DATA EXTRACTS:
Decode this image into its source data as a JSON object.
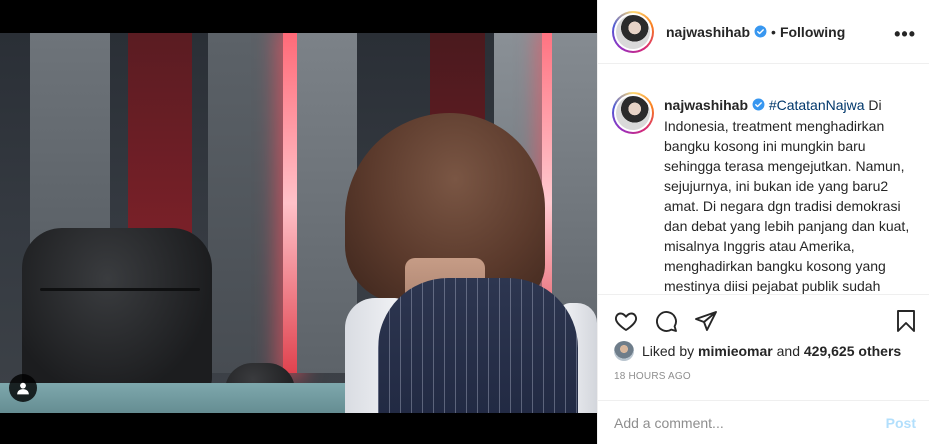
{
  "media": {
    "user_tag_icon": "person-icon"
  },
  "header": {
    "username": "najwashihab",
    "verified_icon": "verified-badge-icon",
    "separator": "•",
    "follow_status": "Following",
    "more_icon": "more-options-icon"
  },
  "caption": {
    "username": "najwashihab",
    "hashtag": "#CatatanNajwa",
    "text": " Di Indonesia, treatment menghadirkan bangku kosong ini mungkin baru sehingga terasa mengejutkan. Namun, sejujurnya, ini bukan ide yang baru2 amat. Di negara dgn tradisi demokrasi dan debat yang lebih panjang dan kuat, misalnya Inggris atau Amerika, menghadirkan bangku kosong yang mestinya diisi pejabat publik sudah biasa."
  },
  "actions": {
    "like_icon": "heart-icon",
    "comment_icon": "comment-icon",
    "share_icon": "share-icon",
    "save_icon": "bookmark-icon"
  },
  "likes": {
    "prefix": "Liked by",
    "user": "mimieomar",
    "conjunction": "and",
    "count": "429,625 others"
  },
  "timestamp": "18 HOURS AGO",
  "comment": {
    "placeholder": "Add a comment...",
    "post_label": "Post"
  },
  "colors": {
    "verified_blue": "#3897f0",
    "post_disabled": "#b2dffc",
    "hashtag": "#00376b"
  }
}
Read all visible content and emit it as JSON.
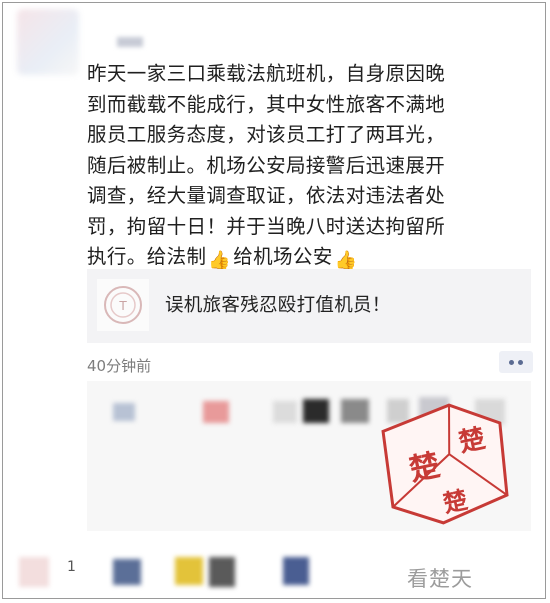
{
  "post": {
    "text": "昨天一家三口乘载法航班机，自身原因晚\n到而截载不能成行，其中女性旅客不满地\n服员工服务态度，对该员工打了两耳光，\n随后被制止。机场公安局接警后迅速展开\n调查，经大量调查取证，依法对违法者处\n罚，拘留十日！并于当晚八时送达拘留所\n执行。给法制",
    "text_mid": "给机场公安",
    "emoji": "thumbs-up-icon"
  },
  "share_card": {
    "title": "误机旅客残忍殴打值机员！"
  },
  "meta": {
    "time": "40分钟前"
  },
  "bottom": {
    "page_marker": "1"
  },
  "stamp": {
    "chars": [
      "楚",
      "楚"
    ],
    "color": "#c73a36"
  },
  "watermark": {
    "text": "看楚天"
  }
}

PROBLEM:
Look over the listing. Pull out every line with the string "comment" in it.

EXERCISE RESPONSE:
    "comment_icon": "comment-icon",
  "comment": {
    "placeholder": "Add a comment...",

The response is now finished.